* _What is required_
The word "Motivational" marks the lines you need; copy each of them from the data.

================

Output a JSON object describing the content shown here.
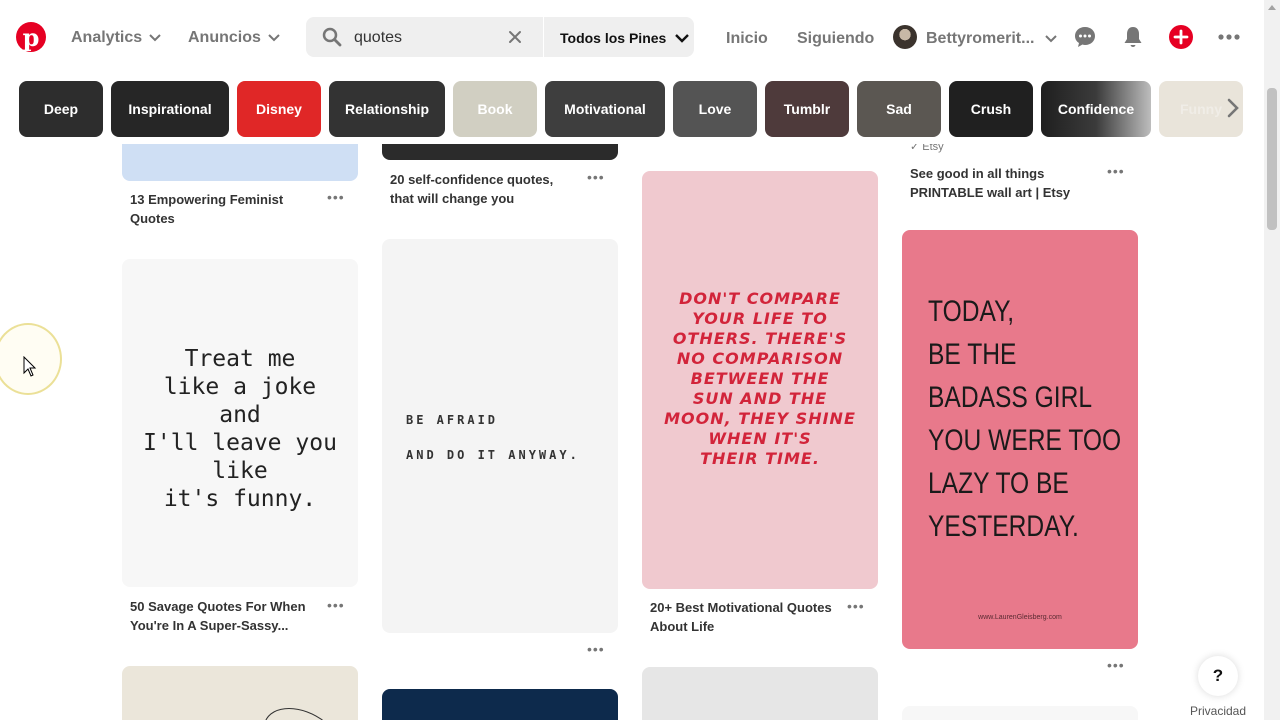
{
  "header": {
    "nav": [
      {
        "label": "Analytics"
      },
      {
        "label": "Anuncios"
      }
    ],
    "search": {
      "query": "quotes",
      "filter": "Todos los Pines"
    },
    "links": [
      {
        "label": "Inicio"
      },
      {
        "label": "Siguiendo"
      }
    ],
    "user": {
      "name": "Bettyromerit..."
    },
    "brand_color": "#e60023"
  },
  "chips": [
    {
      "label": "Deep",
      "color": "#2d2d2d"
    },
    {
      "label": "Inspirational",
      "color": "#262626"
    },
    {
      "label": "Disney",
      "color": "#e02727"
    },
    {
      "label": "Relationship",
      "color": "#333333"
    },
    {
      "label": "Book",
      "color": "#d1cfc2"
    },
    {
      "label": "Motivational",
      "color": "#3e3e3e"
    },
    {
      "label": "Love",
      "color": "#545454"
    },
    {
      "label": "Tumblr",
      "color": "#4e3a3b"
    },
    {
      "label": "Sad",
      "color": "#5b5752"
    },
    {
      "label": "Crush",
      "color": "#202020"
    },
    {
      "label": "Confidence",
      "color": "#3a3a3a"
    },
    {
      "label": "Funny",
      "color": "#e9e4da"
    }
  ],
  "pins": {
    "col1_top_title": "13 Empowering Feminist Quotes",
    "col1_mid_title": "50 Savage Quotes For When You're In A Super-Sassy...",
    "col1_mid_quote": [
      "Treat me",
      "like a joke",
      "and",
      "I'll leave you",
      "like",
      "it's funny."
    ],
    "col2_top_title": "20 self-confidence quotes, that will change you",
    "col2_mid_quote": [
      "BE AFRAID",
      "AND DO IT ANYWAY."
    ],
    "col3_mid_quote": [
      "DON'T COMPARE",
      "YOUR LIFE TO",
      "OTHERS. THERE'S",
      "NO COMPARISON",
      "BETWEEN THE",
      "SUN AND THE",
      "MOON, THEY SHINE",
      "WHEN IT'S",
      "THEIR TIME."
    ],
    "col3_mid_title": "20+ Best Motivational Quotes About Life",
    "col4_top_source": "Etsy",
    "col4_top_title": "See good in all things PRINTABLE wall art | Etsy",
    "col4_mid_quote": [
      "TODAY,",
      "BE THE",
      "BADASS GIRL",
      "YOU WERE TOO",
      "LAZY TO BE",
      "YESTERDAY."
    ],
    "col4_mid_url": "www.LaurenGleisberg.com"
  },
  "footer": {
    "help": "?",
    "privacy": "Privacidad"
  }
}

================

* _Response area_
      "label": "Motivational",
    "col3_mid_title": "20+ Best Motivational Quotes About Life",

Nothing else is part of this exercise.